Although the conflicts in Iraq and Afghanistan trigger diverse and often opposing opinions, stories about returning veterans and the issues they deal with tend to be fairly positive, says Ron Martz, president of Military Reporters and Editors, and recently retired military affairs reporter for the Atlanta Journal-Constitution.
"You are seeing human interest stories outside the Beltway from primarily young reporters who don't have that Vietnam-era stigma hanging over them," he says. "They're more sympathetic to the issues facing veterans coming back from Iraq and Afghanistan [than reporters were in the past]."
Because many veterans' issues, including legislation currently in the US Senate to upgrade the GI Bill, originate in Washington, the subjects often have a political component.
Still, John Raughter, communications director at the American Legion's national headquarters in Indianapolis, says most reporters want a non-partisan voice in veterans' stories, so his group is often the first organization called for comment on breaking news impacting veterans.
"Our biggest challenge isn't getting our voice in these stories, it's getting the veterans' issues on the media radar so [they] can get the coverage [they] deserve, whether it's something going on at Walter Reed [Army Medical Center] or the [Department of Veterans Affairs] budget," he adds.
The outlets that most consistently cover veterans' issues are typically the titles published by the veterans' groups themselves, says Philip Callaghan, managing editor at The American Legion magazine, a general interest magazine that goes to 2.5 million members.

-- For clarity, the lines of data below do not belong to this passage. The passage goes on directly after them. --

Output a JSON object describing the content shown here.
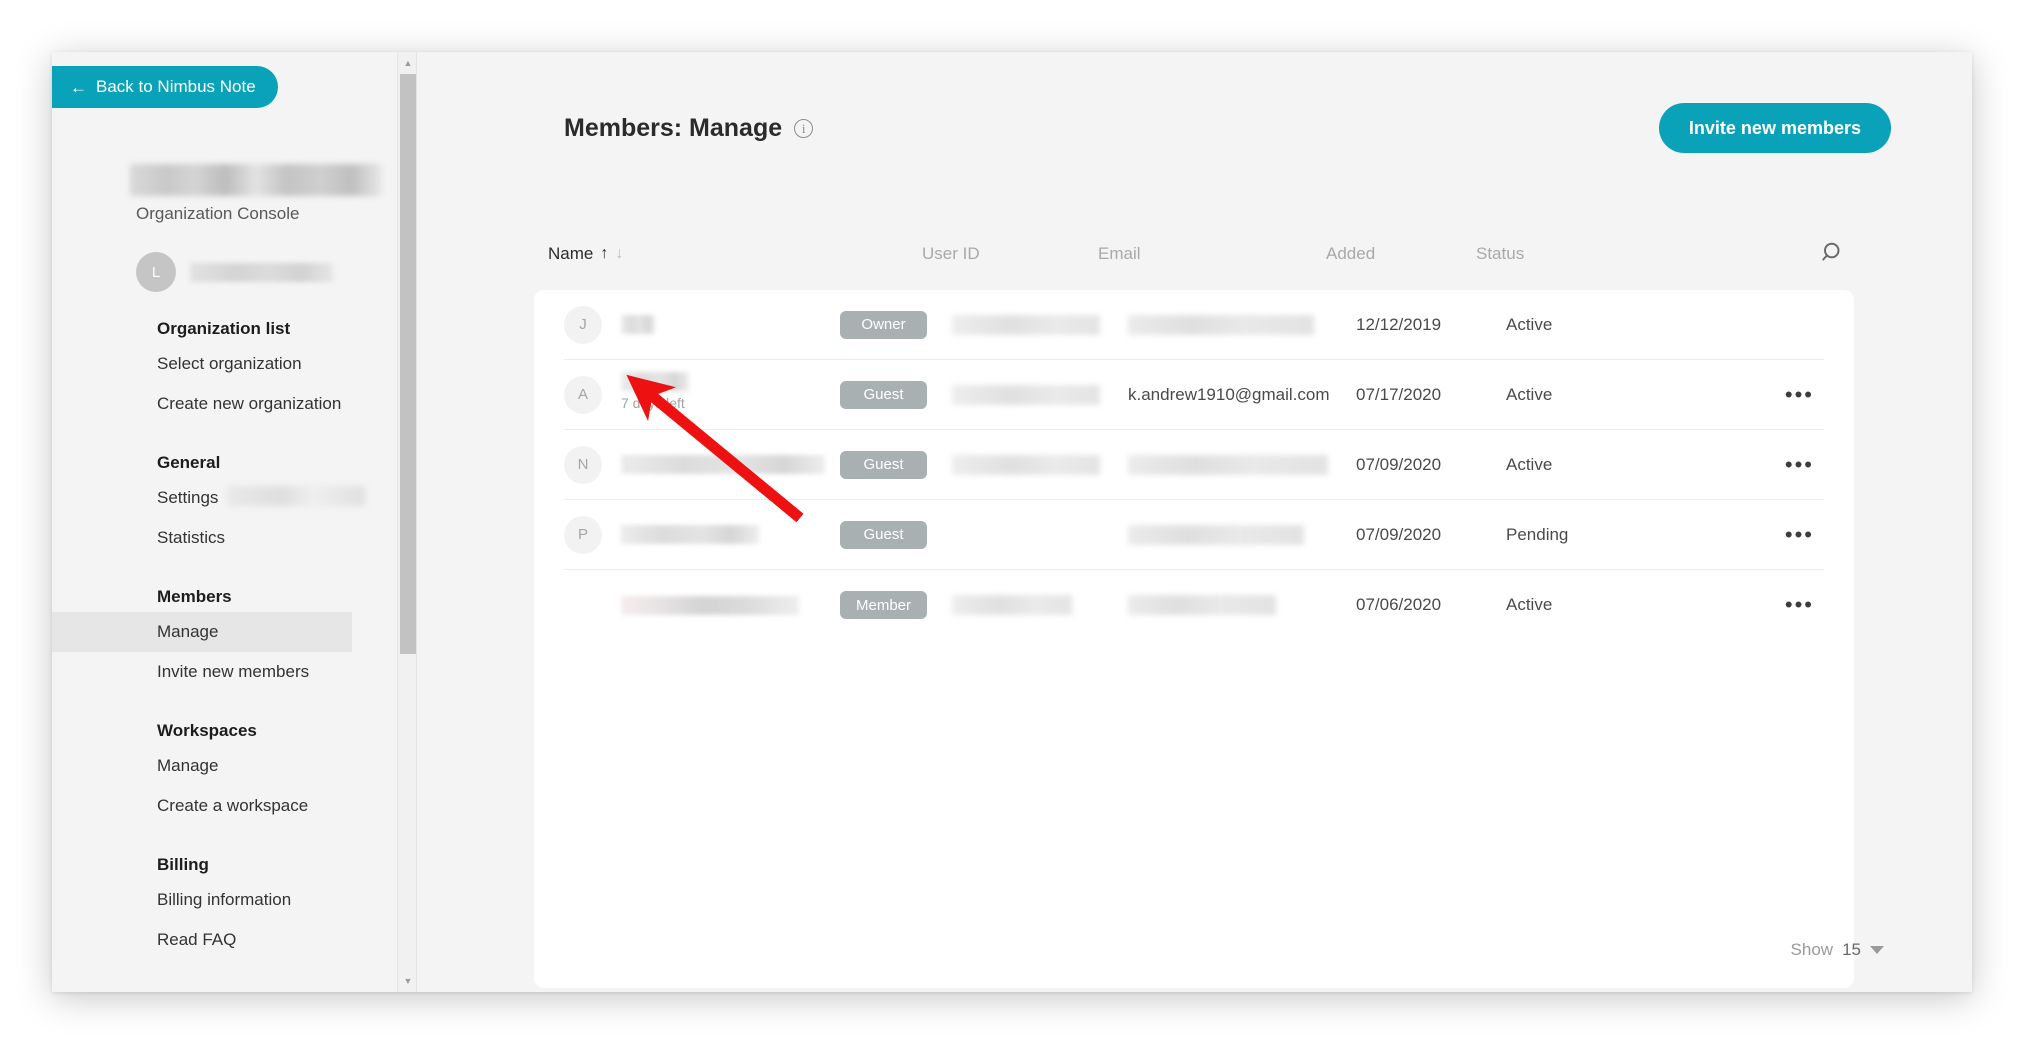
{
  "sidebar": {
    "back_button": {
      "label": "Back to Nimbus Note",
      "icon": "arrow-left-icon"
    },
    "org_console_label": "Organization Console",
    "avatar_initial": "L",
    "sections": [
      {
        "heading": "Organization list",
        "items": [
          "Select organization",
          "Create new organization"
        ]
      },
      {
        "heading": "General",
        "items": [
          "Settings",
          "Statistics"
        ]
      },
      {
        "heading": "Members",
        "items": [
          "Manage",
          "Invite new members"
        ],
        "active_item": "Manage"
      },
      {
        "heading": "Workspaces",
        "items": [
          "Manage",
          "Create a workspace"
        ]
      },
      {
        "heading": "Billing",
        "items": [
          "Billing information",
          "Read FAQ"
        ]
      }
    ]
  },
  "header": {
    "title": "Members: Manage",
    "info_icon": "info-circle-icon",
    "invite_button": "Invite new members"
  },
  "table": {
    "search_icon": "search-icon",
    "columns": {
      "name": "Name",
      "user_id": "User ID",
      "email": "Email",
      "added": "Added",
      "status": "Status"
    },
    "sort_asc_glyph": "↑",
    "sort_desc_glyph": "↓",
    "rows": [
      {
        "avatar_initial": "J",
        "name": "",
        "name_redacted": true,
        "name_width": 34,
        "sub_label": "",
        "role": "Owner",
        "user_id": "",
        "user_id_redacted": true,
        "user_id_width": 148,
        "email": "",
        "email_redacted": true,
        "email_width": 186,
        "added": "12/12/2019",
        "status": "Active",
        "has_more_menu": false
      },
      {
        "avatar_initial": "A",
        "name": "",
        "name_redacted": true,
        "name_width": 68,
        "sub_label": "7 days left",
        "role": "Guest",
        "user_id": "",
        "user_id_redacted": true,
        "user_id_width": 148,
        "email": "k.andrew1910@gmail.com",
        "email_redacted": false,
        "email_width": 0,
        "added": "07/17/2020",
        "status": "Active",
        "has_more_menu": true
      },
      {
        "avatar_initial": "N",
        "name": "",
        "name_redacted": true,
        "name_width": 204,
        "sub_label": "",
        "role": "Guest",
        "user_id": "",
        "user_id_redacted": true,
        "user_id_width": 148,
        "email": "",
        "email_redacted": true,
        "email_width": 200,
        "added": "07/09/2020",
        "status": "Active",
        "has_more_menu": true
      },
      {
        "avatar_initial": "P",
        "name": "",
        "name_redacted": true,
        "name_width": 138,
        "sub_label": "",
        "role": "Guest",
        "user_id": "",
        "user_id_redacted": false,
        "user_id_width": 0,
        "email": "",
        "email_redacted": true,
        "email_width": 176,
        "added": "07/09/2020",
        "status": "Pending",
        "has_more_menu": true
      },
      {
        "avatar_initial": "",
        "name": "",
        "name_redacted": true,
        "name_width": 178,
        "sub_label": "",
        "role": "Member",
        "user_id": "",
        "user_id_redacted": true,
        "user_id_width": 120,
        "email": "",
        "email_redacted": true,
        "email_width": 148,
        "added": "07/06/2020",
        "status": "Active",
        "has_more_menu": true
      }
    ]
  },
  "footer": {
    "show_label": "Show",
    "show_count": "15",
    "chevron_icon": "chevron-down-icon"
  },
  "colors": {
    "accent": "#0aa2b8",
    "badge": "#a8b0b2",
    "annotation": "#ee1111",
    "page_background": "#f4f4f4",
    "card_background": "#ffffff"
  }
}
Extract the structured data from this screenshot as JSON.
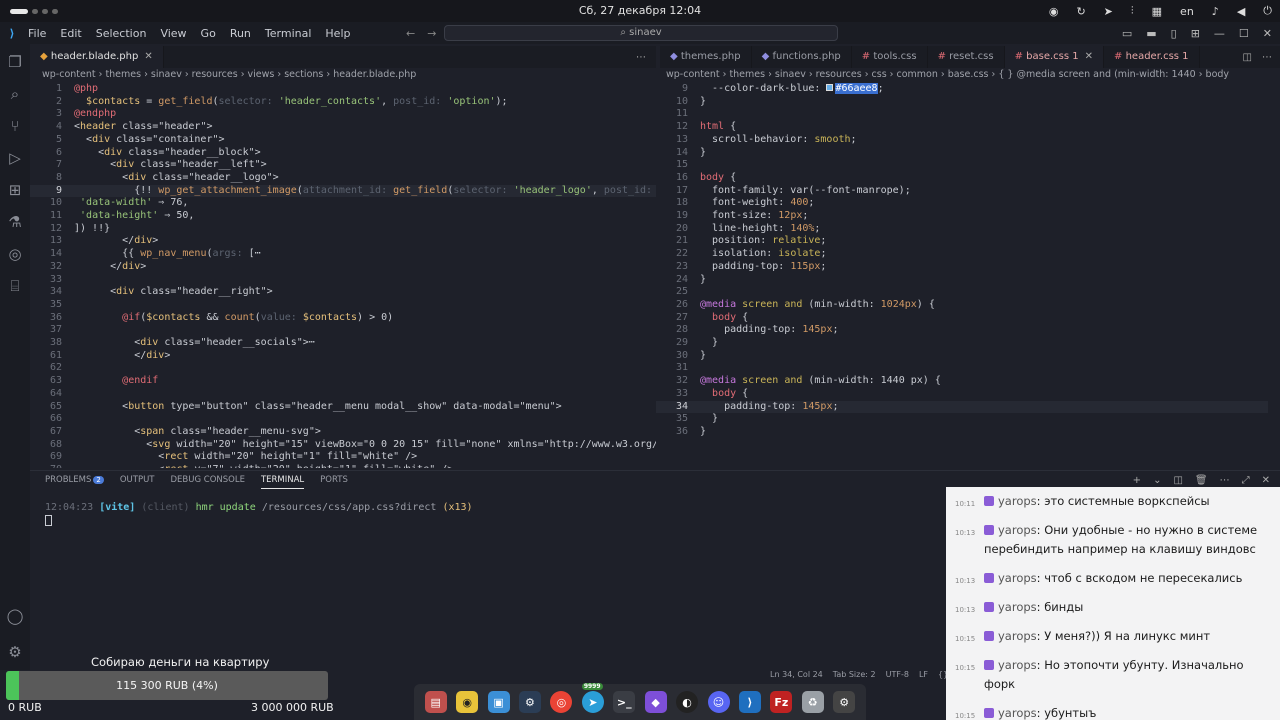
{
  "system_bar": {
    "datetime": "Сб, 27 декабря 12:04",
    "tray": [
      "obs-icon",
      "refresh-icon",
      "telegram-icon",
      "mixer-icon",
      "grid-icon"
    ],
    "lang": "en"
  },
  "titlebar": {
    "menu": [
      "File",
      "Edit",
      "Selection",
      "View",
      "Go",
      "Run",
      "Terminal",
      "Help"
    ],
    "search": "sinaev"
  },
  "left_editor": {
    "tab": "header.blade.php",
    "breadcrumb": "wp-content  ›  themes  ›  sinaev  ›  resources  ›  views  ›  sections  ›  header.blade.php",
    "lines": [
      {
        "n": "1",
        "t": "@php"
      },
      {
        "n": "2",
        "t": "  $contacts = get_field(selector: 'header_contacts', post_id: 'option');"
      },
      {
        "n": "3",
        "t": "@endphp"
      },
      {
        "n": "4",
        "t": "<header class=\"header\">"
      },
      {
        "n": "5",
        "t": "  <div class=\"container\">"
      },
      {
        "n": "6",
        "t": "    <div class=\"header__block\">"
      },
      {
        "n": "7",
        "t": "      <div class=\"header__left\">"
      },
      {
        "n": "8",
        "t": "        <div class=\"header__logo\">"
      },
      {
        "n": "9",
        "t": "          {!! wp_get_attachment_image(attachment_id: get_field(selector: 'header_logo', post_id: 'op"
      },
      {
        "n": "10",
        "t": " 'data-width' ⇒ 76,"
      },
      {
        "n": "11",
        "t": " 'data-height' ⇒ 50,"
      },
      {
        "n": "12",
        "t": "]) !!}"
      },
      {
        "n": "13",
        "t": "        </div>"
      },
      {
        "n": "14",
        "t": "        {{ wp_nav_menu(args: [⋯"
      },
      {
        "n": "32",
        "t": "      </div>"
      },
      {
        "n": "33",
        "t": ""
      },
      {
        "n": "34",
        "t": "      <div class=\"header__right\">"
      },
      {
        "n": "35",
        "t": ""
      },
      {
        "n": "36",
        "t": "        @if($contacts && count(value: $contacts) > 0)"
      },
      {
        "n": "37",
        "t": ""
      },
      {
        "n": "38",
        "t": "          <div class=\"header__socials\">⋯"
      },
      {
        "n": "61",
        "t": "          </div>"
      },
      {
        "n": "62",
        "t": ""
      },
      {
        "n": "63",
        "t": "        @endif"
      },
      {
        "n": "64",
        "t": ""
      },
      {
        "n": "65",
        "t": "        <button type=\"button\" class=\"header__menu modal__show\" data-modal=\"menu\">"
      },
      {
        "n": "66",
        "t": ""
      },
      {
        "n": "67",
        "t": "          <span class=\"header__menu-svg\">"
      },
      {
        "n": "68",
        "t": "            <svg width=\"20\" height=\"15\" viewBox=\"0 0 20 15\" fill=\"none\" xmlns=\"http://www.w3.org/200"
      },
      {
        "n": "69",
        "t": "              <rect width=\"20\" height=\"1\" fill=\"white\" />"
      },
      {
        "n": "70",
        "t": "              <rect y=\"7\" width=\"20\" height=\"1\" fill=\"white\" />"
      }
    ]
  },
  "right_editor": {
    "tabs": [
      "themes.php",
      "functions.php",
      "tools.css",
      "reset.css",
      "base.css 1",
      "header.css 1"
    ],
    "active_tab": "base.css 1",
    "breadcrumb": "wp-content  ›  themes  ›  sinaev  ›  resources  ›  css  ›  common  ›  base.css  ›  { } @media screen and (min-width: 1440  ›  body",
    "color_value": "#66aee8",
    "lines": [
      {
        "n": "9",
        "t": "  --color-dark-blue: "
      },
      {
        "n": "10",
        "t": "}"
      },
      {
        "n": "11",
        "t": ""
      },
      {
        "n": "12",
        "t": "html {"
      },
      {
        "n": "13",
        "t": "  scroll-behavior: smooth;"
      },
      {
        "n": "14",
        "t": "}"
      },
      {
        "n": "15",
        "t": ""
      },
      {
        "n": "16",
        "t": "body {"
      },
      {
        "n": "17",
        "t": "  font-family: var(--font-manrope);"
      },
      {
        "n": "18",
        "t": "  font-weight: 400;"
      },
      {
        "n": "19",
        "t": "  font-size: 12px;"
      },
      {
        "n": "20",
        "t": "  line-height: 140%;"
      },
      {
        "n": "21",
        "t": "  position: relative;"
      },
      {
        "n": "22",
        "t": "  isolation: isolate;"
      },
      {
        "n": "23",
        "t": "  padding-top: 115px;"
      },
      {
        "n": "24",
        "t": "}"
      },
      {
        "n": "25",
        "t": ""
      },
      {
        "n": "26",
        "t": "@media screen and (min-width: 1024px) {"
      },
      {
        "n": "27",
        "t": "  body {"
      },
      {
        "n": "28",
        "t": "    padding-top: 145px;"
      },
      {
        "n": "29",
        "t": "  }"
      },
      {
        "n": "30",
        "t": "}"
      },
      {
        "n": "31",
        "t": ""
      },
      {
        "n": "32",
        "t": "@media screen and (min-width: 1440 px) {"
      },
      {
        "n": "33",
        "t": "  body {"
      },
      {
        "n": "34",
        "t": "    padding-top: 145px;"
      },
      {
        "n": "35",
        "t": "  }"
      },
      {
        "n": "36",
        "t": "}"
      }
    ]
  },
  "panel": {
    "tabs": [
      "PROBLEMS",
      "OUTPUT",
      "DEBUG CONSOLE",
      "TERMINAL",
      "PORTS"
    ],
    "active_tab": "TERMINAL",
    "problems_count": "2",
    "terminal_line": {
      "time": "12:04:23",
      "tag": "[vite]",
      "scope": "(client)",
      "msg": "hmr update",
      "path": "/resources/css/app.css?direct",
      "count": "(x13)"
    }
  },
  "status_bar": {
    "position": "Ln 34, Col 24",
    "tab_size": "Tab Size: 2",
    "encoding": "UTF-8",
    "eol": "LF",
    "lang": "{} P"
  },
  "chat": [
    {
      "time": "10:11",
      "user": "yarops",
      "text": "это системные воркспейсы"
    },
    {
      "time": "10:13",
      "user": "yarops",
      "text": "Они удобные - но нужно в системе перебиндить например на клавишу виндовс"
    },
    {
      "time": "10:13",
      "user": "yarops",
      "text": "чтоб с вскодом не пересекались"
    },
    {
      "time": "10:13",
      "user": "yarops",
      "text": "бинды"
    },
    {
      "time": "10:15",
      "user": "yarops",
      "text": "У меня?)) Я на линукс минт"
    },
    {
      "time": "10:15",
      "user": "yarops",
      "text": "Но этопочти убунту. Изначально форк"
    },
    {
      "time": "10:15",
      "user": "yarops",
      "text": "убунтыъ"
    }
  ],
  "donation": {
    "title": "Собираю деньги на квартиру",
    "progress_label": "115 300 RUB (4%)",
    "progress": 0.04,
    "min_label": "0 RUB",
    "max_label": "3 000 000 RUB",
    "color": "#4cc45a"
  },
  "dock": {
    "badge": "9999",
    "apps": [
      "files-icon",
      "settings-icon",
      "store-icon",
      "steam-icon",
      "chrome-icon",
      "telegram-icon",
      "terminal-icon",
      "obsidian-icon",
      "obs-icon",
      "discord-icon",
      "vscode-icon",
      "filezilla-icon",
      "trash-icon",
      "gear-icon"
    ]
  }
}
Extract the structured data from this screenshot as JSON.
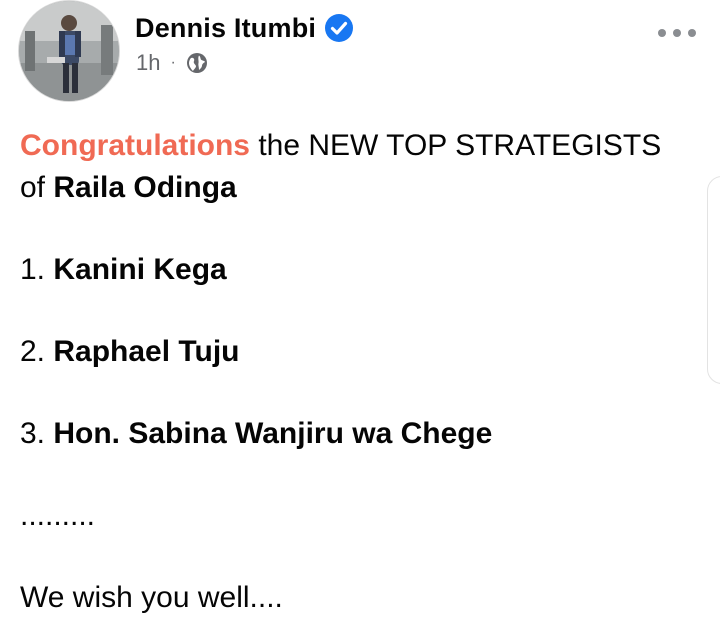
{
  "post": {
    "author": {
      "name": "Dennis Itumbi",
      "verified_icon": "verified-badge-icon",
      "avatar_icon": "profile-photo"
    },
    "meta": {
      "time": "1h",
      "separator": "·",
      "audience_icon": "globe-icon"
    },
    "menu_icon": "more-options-icon",
    "body": {
      "congrats": "Congratulations",
      "line1_rest": " the NEW TOP STRATEGISTS",
      "line2_of": "of ",
      "line2_name": "Raila Odinga",
      "item1_num": "1. ",
      "item1_name": "Kanini Kega",
      "item2_num": "2. ",
      "item2_name": "Raphael Tuju",
      "item3_num": "3. ",
      "item3_name": "Hon. Sabina Wanjiru wa Chege",
      "ellipsis": ".........",
      "closing": "We wish you well...."
    }
  },
  "colors": {
    "highlight": "#f06a54",
    "verified": "#1877f2",
    "meta_text": "#65676b",
    "text": "#050505"
  }
}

"We try to focus on veterans' issues, but also on issues that are important to everyone as a citizen of the US," he says. "I'm currently writing our August cover story on the proposed changes to the GI Bill; but our July cover story was about our aging dam system."
With many mainstream outlets cutting back on staff, veterans' groups are pitching their story ideas to government affairs, health, and metro reporters, in addition to military beat writers, according to retired Col. Marvin Harris of the US Air Force and PR director for the Military Officers Association of America.
A key to securing coverage is to have experts and veterans ready for whatever issues hit the news cycle, Harris adds.
"We learned our lesson a few years back when we got a call one Friday afternoon from a TV news producer offering us a national segment if we could provide someone in a wheelchair," he says. "We missed that opportunity. So now we're ready whenever the media calls - we get back to them right away with someone on the phone and we make sure we're accurate."
Work with local veterans' groups to help reporters bring national issues, such as disability payments, education benefits, and support for returning troops, close to home
Veterans' groups need to stay out of politics if they want to remain trusted sources on issues impacting those leaving the military
There are a dwindling number of military veterans in newsrooms across the country, so PR pros might have to work hard to convey to reporters the sacrifices that members of the armed forces make, and why they should be treated well once they return to civilian life